a spoor like infamy. Depart.
You came too late, the signs are clear:
whose world this is, now watches, near.
There is no opiate for the heart.
Claude Monet’s The Poppy Field near Argenteuil (1873). Courtesy: Creative Commons

Michael R. Burch’s poems have been published by hundreds of literary journals, taught in high schools and colleges, translated into fourteen languages, incorporated into three plays and two operas, and set to music by seventeen composers.




All Because you Smiled…

Poetry by Michael R Burch

Springtime by Claude Monet ( 1840-1926). Courtesy: Creative Commons

(A villanelle permitting mourning, for my mother, Christine Ena Burch)

The hardest thing of all,
after telling her everything,
is remembering not to call.

Now the phone hanging on the wall
will never announce her ring:
the hardest thing of all
for children, however tall. 

And the hardest thing this spring
will be remembering not to call
the one who was everything.

That the songbirds will nevermore sing
is the hardest thing of all
for those who once listened, in thrall,
and welcomed the message they bring,
since they won’t remember to call.

And the hardest thing this fall
will be a number with no one to ring.

No, the hardest thing of all
is remembering not to call.


Love unfolded
like a flower;
Pale petals pinked and blushed to see the sky.
I came to know you
and to trust you
in moments lost to springtime slipping by.

Then love burst outward,
leaping skyward,
and untamed blossoms danced against the wind.
All I wanted
was to hold you;
though passion tempted once, we never sinned.

Now love's gay petals
fade and wither,
and winter beckons, whispering a lie.
We were friends,
but friendships end . . .
yes, friendships end and even roses die.


(for Beth)

Entirely, as spring consumes the snow,
the thought of you consumes me: I am found
in rivulets, dissolved to what I know
of former winters’ passions.

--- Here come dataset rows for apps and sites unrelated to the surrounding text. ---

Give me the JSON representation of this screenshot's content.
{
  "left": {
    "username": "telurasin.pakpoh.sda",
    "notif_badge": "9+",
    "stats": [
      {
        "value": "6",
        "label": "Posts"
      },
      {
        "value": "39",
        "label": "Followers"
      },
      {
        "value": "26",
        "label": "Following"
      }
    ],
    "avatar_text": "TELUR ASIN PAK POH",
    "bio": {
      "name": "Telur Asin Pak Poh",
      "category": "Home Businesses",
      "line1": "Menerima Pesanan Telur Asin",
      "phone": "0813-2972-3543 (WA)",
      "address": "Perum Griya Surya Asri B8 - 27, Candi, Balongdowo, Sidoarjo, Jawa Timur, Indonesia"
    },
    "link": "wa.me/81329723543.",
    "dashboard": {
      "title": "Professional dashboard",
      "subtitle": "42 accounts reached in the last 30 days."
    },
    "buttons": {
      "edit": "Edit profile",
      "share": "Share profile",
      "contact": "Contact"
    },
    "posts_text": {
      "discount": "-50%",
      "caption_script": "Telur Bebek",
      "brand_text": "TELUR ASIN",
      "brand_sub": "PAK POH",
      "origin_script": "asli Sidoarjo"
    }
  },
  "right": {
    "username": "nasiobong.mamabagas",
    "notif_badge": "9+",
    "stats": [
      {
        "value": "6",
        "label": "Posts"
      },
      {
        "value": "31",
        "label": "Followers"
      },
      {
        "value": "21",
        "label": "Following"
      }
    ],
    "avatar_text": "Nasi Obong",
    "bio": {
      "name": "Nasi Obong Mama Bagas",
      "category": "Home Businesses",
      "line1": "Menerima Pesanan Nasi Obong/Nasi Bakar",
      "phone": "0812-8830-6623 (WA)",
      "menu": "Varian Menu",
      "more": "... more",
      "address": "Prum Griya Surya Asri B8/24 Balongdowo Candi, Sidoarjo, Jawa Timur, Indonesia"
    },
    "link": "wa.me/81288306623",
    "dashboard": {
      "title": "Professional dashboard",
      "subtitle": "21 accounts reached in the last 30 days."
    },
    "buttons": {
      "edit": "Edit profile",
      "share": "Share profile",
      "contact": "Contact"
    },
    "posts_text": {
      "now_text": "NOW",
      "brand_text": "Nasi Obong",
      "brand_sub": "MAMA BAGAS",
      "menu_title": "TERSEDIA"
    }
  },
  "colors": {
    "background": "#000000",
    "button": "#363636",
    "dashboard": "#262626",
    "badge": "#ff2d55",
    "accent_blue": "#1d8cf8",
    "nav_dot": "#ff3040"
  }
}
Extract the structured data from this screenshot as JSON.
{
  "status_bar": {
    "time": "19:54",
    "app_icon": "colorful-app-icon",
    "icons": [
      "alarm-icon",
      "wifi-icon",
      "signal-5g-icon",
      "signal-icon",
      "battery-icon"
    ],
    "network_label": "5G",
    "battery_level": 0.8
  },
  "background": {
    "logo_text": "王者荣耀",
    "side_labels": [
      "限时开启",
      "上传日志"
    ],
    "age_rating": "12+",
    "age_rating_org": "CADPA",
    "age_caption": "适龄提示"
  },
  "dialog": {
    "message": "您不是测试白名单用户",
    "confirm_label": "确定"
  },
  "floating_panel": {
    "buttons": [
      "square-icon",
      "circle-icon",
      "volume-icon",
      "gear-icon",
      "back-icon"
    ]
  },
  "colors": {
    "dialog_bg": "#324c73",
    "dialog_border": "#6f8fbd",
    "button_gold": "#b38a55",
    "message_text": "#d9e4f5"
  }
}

Underground,
perhaps one slender icicle remains
of what I was before, in some dark cave—
a stalactite, long calcified, now drains
to sodden pools whose milky liquid laves
the colder rock, thus washing something clean
that never saw the light, that never knew
the crust could break above, that light could stream:
so luminous,
                     so bright,
                                    so beautiful . . .
I lie revealed, and so I stand transformed,
and all because you smiled on me, and warmed.

Michael R. Burch’s poems have been published by hundreds of literary journals, taught in high schools and colleges, translated into fourteen languages, incorporated into three plays and two operas, and set to music by seventeen composers.